What you should do: Report each line of the records below that uses the word "chevron".

Extracted data entries:
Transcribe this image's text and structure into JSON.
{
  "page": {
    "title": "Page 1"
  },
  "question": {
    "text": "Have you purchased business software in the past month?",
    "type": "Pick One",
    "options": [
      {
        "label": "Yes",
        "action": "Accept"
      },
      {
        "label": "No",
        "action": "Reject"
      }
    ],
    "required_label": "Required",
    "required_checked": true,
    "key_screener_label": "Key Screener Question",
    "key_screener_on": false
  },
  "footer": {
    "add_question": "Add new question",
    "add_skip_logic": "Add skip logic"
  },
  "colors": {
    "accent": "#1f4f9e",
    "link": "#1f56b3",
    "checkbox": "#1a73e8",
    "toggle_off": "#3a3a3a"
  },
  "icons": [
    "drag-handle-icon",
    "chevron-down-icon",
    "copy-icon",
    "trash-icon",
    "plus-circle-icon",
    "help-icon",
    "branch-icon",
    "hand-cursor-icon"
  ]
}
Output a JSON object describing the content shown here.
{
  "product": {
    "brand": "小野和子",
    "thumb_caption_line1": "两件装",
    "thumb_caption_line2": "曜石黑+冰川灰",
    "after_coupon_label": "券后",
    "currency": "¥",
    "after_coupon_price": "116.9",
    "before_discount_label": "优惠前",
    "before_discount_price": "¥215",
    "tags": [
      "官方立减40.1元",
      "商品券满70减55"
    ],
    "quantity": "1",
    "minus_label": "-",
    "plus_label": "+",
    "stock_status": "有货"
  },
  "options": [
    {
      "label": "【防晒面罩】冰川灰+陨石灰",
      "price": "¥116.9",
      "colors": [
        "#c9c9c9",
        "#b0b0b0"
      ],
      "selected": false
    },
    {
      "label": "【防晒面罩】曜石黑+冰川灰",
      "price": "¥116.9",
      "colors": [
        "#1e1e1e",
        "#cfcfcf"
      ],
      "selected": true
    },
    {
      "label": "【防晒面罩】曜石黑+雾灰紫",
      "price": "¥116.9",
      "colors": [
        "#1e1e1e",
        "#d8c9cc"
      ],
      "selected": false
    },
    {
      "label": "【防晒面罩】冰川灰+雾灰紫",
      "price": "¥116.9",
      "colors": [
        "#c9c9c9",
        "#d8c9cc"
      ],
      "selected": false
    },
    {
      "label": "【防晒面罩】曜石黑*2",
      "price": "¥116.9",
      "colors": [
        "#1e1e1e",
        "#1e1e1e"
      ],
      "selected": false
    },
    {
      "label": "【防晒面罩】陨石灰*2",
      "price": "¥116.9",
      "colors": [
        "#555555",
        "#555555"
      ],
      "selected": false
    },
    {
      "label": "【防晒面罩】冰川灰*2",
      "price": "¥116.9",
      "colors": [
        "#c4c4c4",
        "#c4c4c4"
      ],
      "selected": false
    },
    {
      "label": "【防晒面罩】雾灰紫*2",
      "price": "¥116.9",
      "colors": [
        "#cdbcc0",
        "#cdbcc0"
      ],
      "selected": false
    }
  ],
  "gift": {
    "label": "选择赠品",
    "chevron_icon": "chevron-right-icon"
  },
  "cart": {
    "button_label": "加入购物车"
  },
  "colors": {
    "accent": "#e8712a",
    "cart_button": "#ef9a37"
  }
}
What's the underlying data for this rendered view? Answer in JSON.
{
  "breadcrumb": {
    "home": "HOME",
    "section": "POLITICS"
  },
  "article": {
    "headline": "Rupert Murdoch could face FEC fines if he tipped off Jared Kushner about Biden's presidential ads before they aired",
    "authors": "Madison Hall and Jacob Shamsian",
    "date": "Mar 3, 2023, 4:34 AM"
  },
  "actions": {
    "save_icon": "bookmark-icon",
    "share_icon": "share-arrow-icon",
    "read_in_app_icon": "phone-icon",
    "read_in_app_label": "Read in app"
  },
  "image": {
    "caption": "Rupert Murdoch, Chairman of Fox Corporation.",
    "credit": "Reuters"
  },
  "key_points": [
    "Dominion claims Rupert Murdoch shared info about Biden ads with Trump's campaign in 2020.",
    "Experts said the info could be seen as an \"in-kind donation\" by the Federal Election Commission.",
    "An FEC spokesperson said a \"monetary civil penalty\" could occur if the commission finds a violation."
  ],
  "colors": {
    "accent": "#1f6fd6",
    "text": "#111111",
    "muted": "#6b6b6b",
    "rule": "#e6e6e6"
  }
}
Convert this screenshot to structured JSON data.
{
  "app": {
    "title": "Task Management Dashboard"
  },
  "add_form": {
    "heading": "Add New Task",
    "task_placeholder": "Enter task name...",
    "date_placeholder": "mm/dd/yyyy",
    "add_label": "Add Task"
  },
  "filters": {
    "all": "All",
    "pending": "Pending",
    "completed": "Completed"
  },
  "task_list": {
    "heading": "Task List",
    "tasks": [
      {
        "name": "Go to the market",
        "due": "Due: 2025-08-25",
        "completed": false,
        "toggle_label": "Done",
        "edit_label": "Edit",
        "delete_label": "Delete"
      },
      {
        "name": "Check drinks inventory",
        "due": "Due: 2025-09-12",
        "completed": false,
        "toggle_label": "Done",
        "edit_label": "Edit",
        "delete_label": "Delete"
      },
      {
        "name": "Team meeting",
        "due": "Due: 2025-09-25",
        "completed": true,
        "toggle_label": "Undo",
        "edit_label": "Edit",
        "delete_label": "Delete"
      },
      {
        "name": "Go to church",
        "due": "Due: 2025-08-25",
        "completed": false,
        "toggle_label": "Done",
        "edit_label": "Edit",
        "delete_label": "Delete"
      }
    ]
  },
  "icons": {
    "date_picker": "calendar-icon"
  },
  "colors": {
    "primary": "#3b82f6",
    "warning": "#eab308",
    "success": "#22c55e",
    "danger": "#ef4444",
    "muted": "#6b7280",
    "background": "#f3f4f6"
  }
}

Your solution:
    "chevron-down-icon",
    "chevron_icon": "chevron-right-icon"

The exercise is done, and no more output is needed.